Following an uptick in childhood lead poisoning in Grand Rapids in 2015 and 2016, the City of Grand Rapids convened the Lead Free Kids GR Advisory Committee. Comprised of diverse community stakeholders, the Committee met for over a year to explore options to reduce lead exposure among children.
One important discussion centered around how some communities use rental inspection programs to identify lead exposures before children are poisoned. The Committee engaged experts from the National Center for Healthy Housing to explore how Grand Rapids might operationalize such an approach using support from a state grant. In early 2020, the Advisory Committee made final recommendations to the Grand Rapids City Commission, including a recommendation to amend the City’s housing code to require checking pre-1978 rental housing for deteriorated lead-based paint during the rental certification process, leading to the remediation of hazards.
This was no small task. It required aligning state and federal lead-based paint rules and regulations, researching successful models, anticipating implementation challenges, controlling for unintended consequences, and continued engagement of rental property owners and community members.
Using grant funding from Healthy Babies Bright Futures and the Mayors Innovation Project, staff designed a community engagement process in advance of the ordinance being introduced to the City Commission for consideration. This was an important step as the proposed changes will impact property owners, their industry, tenants, families, and children. Seeking to address health inequalities, particularly for lower income families, the proposed changes to the City ordinance will impact both those who own and living in more than 24,000 rental units built before 1978.
Drafting the Proposed Ordinance
Following the initial community engagement work of the Lead Free Kids GR Advisory Committee, the recommendation was turned over to staff for further research and the technical task of drafting a proposed ordinance.
The work began as the City’s Lead Programs Specialist, a contract attorney, and code compliance and community development staff reviewed the City’s existing Property Maintenance Code and compared it to model codes from nearly two dozen other cities to determine the best opportunities to address lead concerns. Those ideas were vetted against state and federal lead-based paint rules and regulations to ensure the proposed approach would be permissible, compatible, and capable of being implemented. When considering implementation, the proposed approach had to hold promise not only for desired outcomes, but also designed to mitigate unintended negative consequences.
To design the proposal, the team considered:
- Equity. The team sought an approach that would be effective in creating opportunity for the populations currently disproportionately impacted by lead exposure.
- Cost Containment. While costs for the City were certainly considered, the work primarily focused on how to limit the costs to rental property owners while still achieving a high level of safety for children. The City also considered how to keep economic opportunity in the private sector by using third-party inspection services rather than absorbing these opportunities into City operations.
- Health Improvement. How can the highest level of health protection for children be achieved given the economic constraints of providing affordable housing? How do we achieve maximum positive health outcomes for children?

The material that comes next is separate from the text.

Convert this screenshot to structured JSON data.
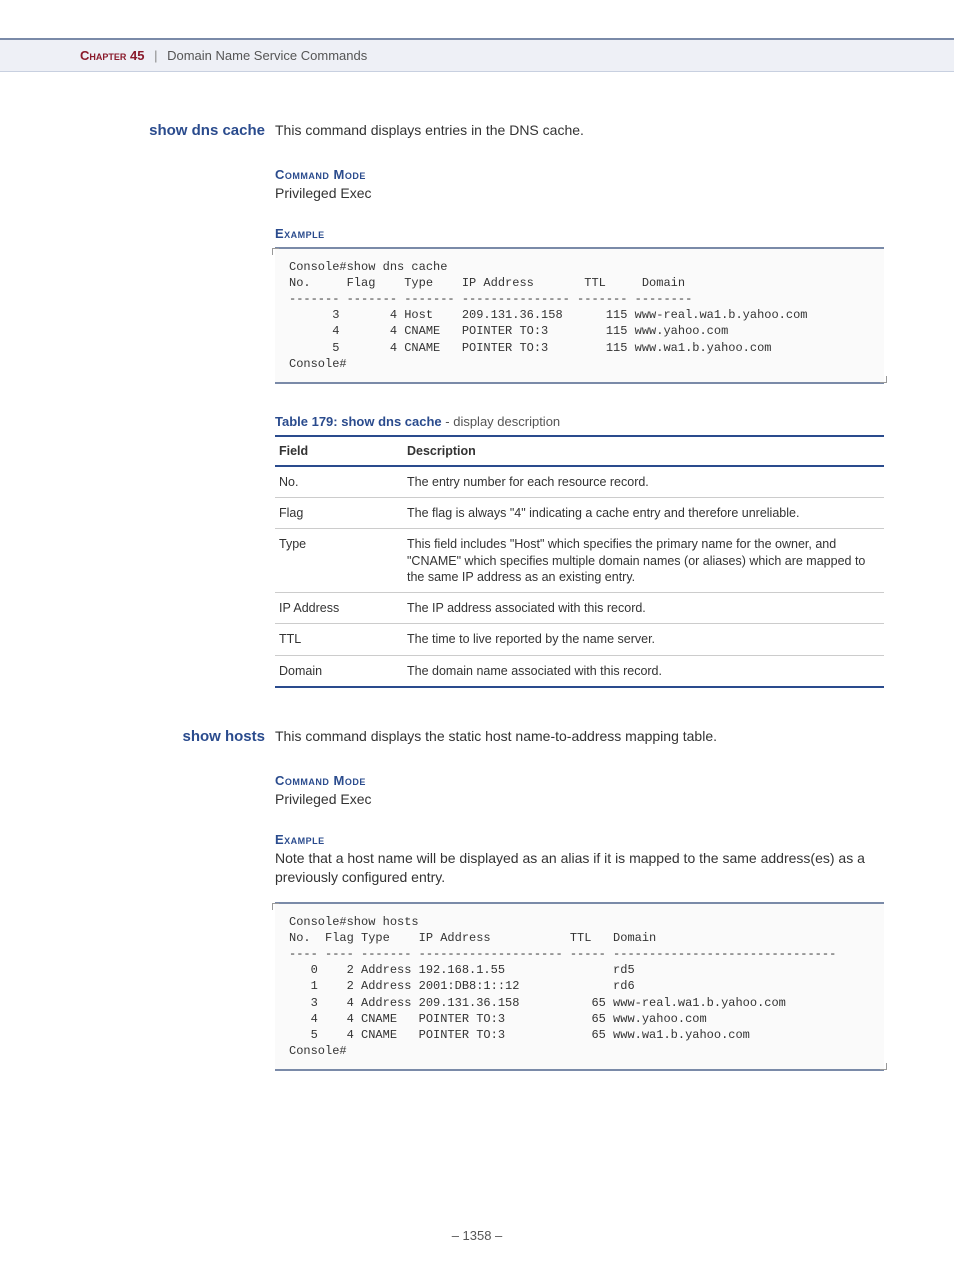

- Implementation. The City of Grand Rapids has a model proactive rental inspection program and many high-quality rental housing providers. How can this work be done without compromising the integrity of the inspection program and sustainable rental property management?
Re-engaging the Community
Following the detailed, technical work of preparing a more specific approach based upon the high-level recommendations of the Lead Free Kids GR Advisory Committee, the City re-engaged the community to learn about the proposed approach, hear comments, and receive feedback. With support from Healthy Babies Bright Futures and the Mayors Innovation Project, the City contracted with a third-party facilitator to assist with bringing the more detailed concept back to the public.
Two community engagement sessions were held to get community input. One evening session was held at a central location in the neighborhood most heavily impacted by lead. A second session was held a few days later at a time and location convenient for rental property owners, staff of neighborhood and early childhood organizations, and other working professionals.
Upon request, three additional meetings were held with specific interest groups: the Rental Property Owners Association, Parents for Healthy Homes (a parent-led advocacy group), and the Community Collaboration for Climate Change (an environmental justice group).
The input from these sessions helped inform the final draft proposal that was then presented to the City Commission for first reading in late January 2023. A month later, the City Commission held a public hearing on the proposed ordinance at their evening meeting where additional public comment was heard. The proposal has not been scheduled for further discussion by the Commission since the public hearing.
Throughout the process, the biggest learning has continued to also be the biggest challenge. Addressing lead hazards in the community will take the work of a diverse array of stakeholders with competing interests. No one group can solve it on their own, yet each has unique needs. As a result, the toughest questions are centered around how to achieve success when compromise is required from essential partners. This is especially challenging when children’s health is at stake and the desire for success is high.
A resident who commented in favor of the proposed ordinance at the February hearing captured this tension between competing interests and the need for compromise well.
Eileen said “I wouldn’t necessarily say this is a concern around the housing crisis, especially since this would not be an area where you would want to cut housing costs by reducing the steps you take to ensure safety in housing. Additionally, I think that any claims that might expose residents to lead would only be valid if (rental property owners) were already engaging in the testing recommended.”